The thing is: we don’t eat the kinds of foods that one can store. A large chunk of our grocery purchases consist of fresh fruit, frozen vegetables (not the square carrots!), and cheese. Whenever I feel all penitent and motivated to store more food, I always hit a wall due to the discrepency between what we eat and what can be stored. Thoughts:
(1) We could store the storable equivalents of what we buy (that is, dried fruit, freeze dried vegetables, and powdered cheese). But not only would this be more expensive than buying the less processed equivalents, the quality wouldn’t be similar. We buy lots of extra sharp cheddar and feta, but the only flavors of cheese dust I have ever seen are ‘white’ and ‘yellow.’
(2) We could change our eating habits. Is this really a good idea? Sure, whole grains and beans and other storable things are good for you, but so are fruits, veggies, and cheese.
(3) We could store the stuff that stores, eat what we normally eat, and then either throw out or donate our storage as it nears the end of its lifetime. Expensive, perhaps, but otherwise reasonable.
As you might imagine, this isn’t so much a practical issue for me, but rather a theological one. That is, I wonder if there is something in the practice of food storage that should tell us something about what God wants us to eat. My interpretation of that would differ tremendously based on which of the options I select above. (1) suggests to me that God wants us to eat yucky food, (2) that our current diet is not the best, but at least (3) could have some charitable components to it.

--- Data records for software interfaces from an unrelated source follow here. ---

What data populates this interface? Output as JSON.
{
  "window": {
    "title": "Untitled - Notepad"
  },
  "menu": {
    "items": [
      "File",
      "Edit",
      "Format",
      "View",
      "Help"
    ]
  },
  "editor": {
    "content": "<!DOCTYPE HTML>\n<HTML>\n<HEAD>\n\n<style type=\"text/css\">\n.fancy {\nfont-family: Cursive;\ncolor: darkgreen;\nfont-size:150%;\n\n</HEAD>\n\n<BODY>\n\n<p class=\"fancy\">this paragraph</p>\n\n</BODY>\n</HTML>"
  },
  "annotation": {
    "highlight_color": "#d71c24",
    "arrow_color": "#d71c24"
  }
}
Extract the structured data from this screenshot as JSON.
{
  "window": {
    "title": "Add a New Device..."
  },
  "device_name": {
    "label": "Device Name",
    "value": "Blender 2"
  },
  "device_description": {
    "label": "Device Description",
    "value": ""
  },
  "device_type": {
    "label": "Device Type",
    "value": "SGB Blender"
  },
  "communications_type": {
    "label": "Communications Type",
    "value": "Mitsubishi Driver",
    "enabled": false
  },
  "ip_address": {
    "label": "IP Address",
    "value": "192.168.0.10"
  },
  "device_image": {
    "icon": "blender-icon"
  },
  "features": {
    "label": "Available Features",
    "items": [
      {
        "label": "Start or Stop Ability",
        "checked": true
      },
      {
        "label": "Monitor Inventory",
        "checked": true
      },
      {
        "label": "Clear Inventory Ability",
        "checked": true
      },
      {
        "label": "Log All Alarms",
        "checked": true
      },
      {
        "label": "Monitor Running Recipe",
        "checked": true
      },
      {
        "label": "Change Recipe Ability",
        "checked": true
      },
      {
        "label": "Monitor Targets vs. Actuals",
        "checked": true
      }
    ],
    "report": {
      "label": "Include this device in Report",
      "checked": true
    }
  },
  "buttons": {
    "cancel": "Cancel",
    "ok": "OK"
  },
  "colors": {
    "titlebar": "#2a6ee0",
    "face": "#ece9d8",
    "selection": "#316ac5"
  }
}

And, by the way, what IS this obsession with storing wheat? Other foods are similarly priced, story about as well, and provide comparable nutritional value. I find it comical to think of all these women who normally buy Wonderbread trying to grind wheat by hand, bake it, and convince their families to eat it in an emergency situation. I have visions of my neighbors dead amongst piles of wheat, while we happily (OK, tolerably happily) eat rice, beans, and an eclectic mix of spices.